What is being asked: Could you return every record below exactly as it is written?

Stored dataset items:
# # # # # # #
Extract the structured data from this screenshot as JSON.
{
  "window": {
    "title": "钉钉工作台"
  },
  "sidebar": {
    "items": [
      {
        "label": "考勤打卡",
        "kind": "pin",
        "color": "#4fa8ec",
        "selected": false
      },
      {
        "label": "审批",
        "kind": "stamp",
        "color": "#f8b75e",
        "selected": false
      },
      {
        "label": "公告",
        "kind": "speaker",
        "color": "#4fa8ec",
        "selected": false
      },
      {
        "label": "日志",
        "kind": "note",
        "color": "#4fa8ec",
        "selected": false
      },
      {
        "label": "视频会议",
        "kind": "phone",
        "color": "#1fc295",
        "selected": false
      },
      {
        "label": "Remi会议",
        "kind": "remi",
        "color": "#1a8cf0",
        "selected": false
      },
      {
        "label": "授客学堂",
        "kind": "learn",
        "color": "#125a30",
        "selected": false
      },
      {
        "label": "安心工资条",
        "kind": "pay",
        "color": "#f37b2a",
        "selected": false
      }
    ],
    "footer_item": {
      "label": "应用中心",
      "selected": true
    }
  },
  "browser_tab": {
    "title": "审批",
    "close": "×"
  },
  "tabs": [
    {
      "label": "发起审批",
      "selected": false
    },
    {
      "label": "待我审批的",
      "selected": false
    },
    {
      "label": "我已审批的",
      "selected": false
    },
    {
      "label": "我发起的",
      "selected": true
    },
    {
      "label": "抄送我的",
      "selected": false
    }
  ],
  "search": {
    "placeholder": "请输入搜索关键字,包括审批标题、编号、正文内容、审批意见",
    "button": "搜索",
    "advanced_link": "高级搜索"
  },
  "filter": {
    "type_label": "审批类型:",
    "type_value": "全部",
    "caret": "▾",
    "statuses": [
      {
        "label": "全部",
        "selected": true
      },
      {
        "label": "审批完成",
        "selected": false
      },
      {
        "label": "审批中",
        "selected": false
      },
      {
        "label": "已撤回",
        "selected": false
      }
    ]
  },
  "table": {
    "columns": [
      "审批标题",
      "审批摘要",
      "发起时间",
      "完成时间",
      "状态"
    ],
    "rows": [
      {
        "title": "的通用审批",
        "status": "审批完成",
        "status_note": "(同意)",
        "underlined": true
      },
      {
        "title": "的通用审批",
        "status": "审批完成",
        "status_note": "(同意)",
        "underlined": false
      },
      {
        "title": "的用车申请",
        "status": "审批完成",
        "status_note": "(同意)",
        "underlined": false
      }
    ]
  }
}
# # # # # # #
Task solution:
Extract the structured data from this screenshot as JSON.
{
  "window": {
    "title": "钉钉工作台"
  },
  "sidebar": {
    "items": [
      {
        "label": "考勤打卡",
        "kind": "pin",
        "color": "#4fa8ec",
        "selected": false
      },
      {
        "label": "审批",
        "kind": "stamp",
        "color": "#f8b75e",
        "selected": false
      },
      {
        "label": "公告",
        "kind": "speaker",
        "color": "#4fa8ec",
        "selected": false
      },
      {
        "label": "日志",
        "kind": "note",
        "color": "#4fa8ec",
        "selected": false
      },
      {
        "label": "视频会议",
        "kind": "phone",
        "color": "#1fc295",
        "selected": false
      },
      {
        "label": "Remi会议",
        "kind": "remi",
        "color": "#1a8cf0",
        "selected": false
      },
      {
        "label": "授客学堂",
        "kind": "learn",
        "color": "#125a30",
        "selected": false
      },
      {
        "label": "安心工资条",
        "kind": "pay",
        "color": "#f37b2a",
        "selected": false
      }
    ],
    "footer_item": {
      "label": "应用中心",
      "selected": true
    }
  },
  "browser_tab": {
    "title": "审批",
    "close": "×"
  },
  "tabs": [
    {
      "label": "发起审批",
      "selected": false
    },
    {
      "label": "待我审批的",
      "selected": false
    },
    {
      "label": "我已审批的",
      "selected": false
    },
    {
      "label": "我发起的",
      "selected": true
    },
    {
      "label": "抄送我的",
      "selected": false
    }
  ],
  "search": {
    "placeholder": "请输入搜索关键字,包括审批标题、编号、正文内容、审批意见",
    "button": "搜索",
    "advanced_link": "高级搜索"
  },
  "filter": {
    "type_label": "审批类型:",
    "type_value": "全部",
    "caret": "▾",
    "statuses": [
      {
        "label": "全部",
        "selected": true
      },
      {
        "label": "审批完成",
        "selected": false
      },
      {
        "label": "审批中",
        "selected": false
      },
      {
        "label": "已撤回",
        "selected": false
      }
    ]
  },
  "table": {
    "columns": [
      "审批标题",
      "审批摘要",
      "发起时间",
      "完成时间",
      "状态"
    ],
    "rows": [
      {
        "title": "的通用审批",
        "status": "审批完成",
        "status_note": "(同意)",
        "underlined": true
      },
      {
        "title": "的通用审批",
        "status": "审批完成",
        "status_note": "(同意)",
        "underlined": false
      },
      {
        "title": "的用车申请",
        "status": "审批完成",
        "status_note": "(同意)",
        "underlined": false
      }
    ]
  }
}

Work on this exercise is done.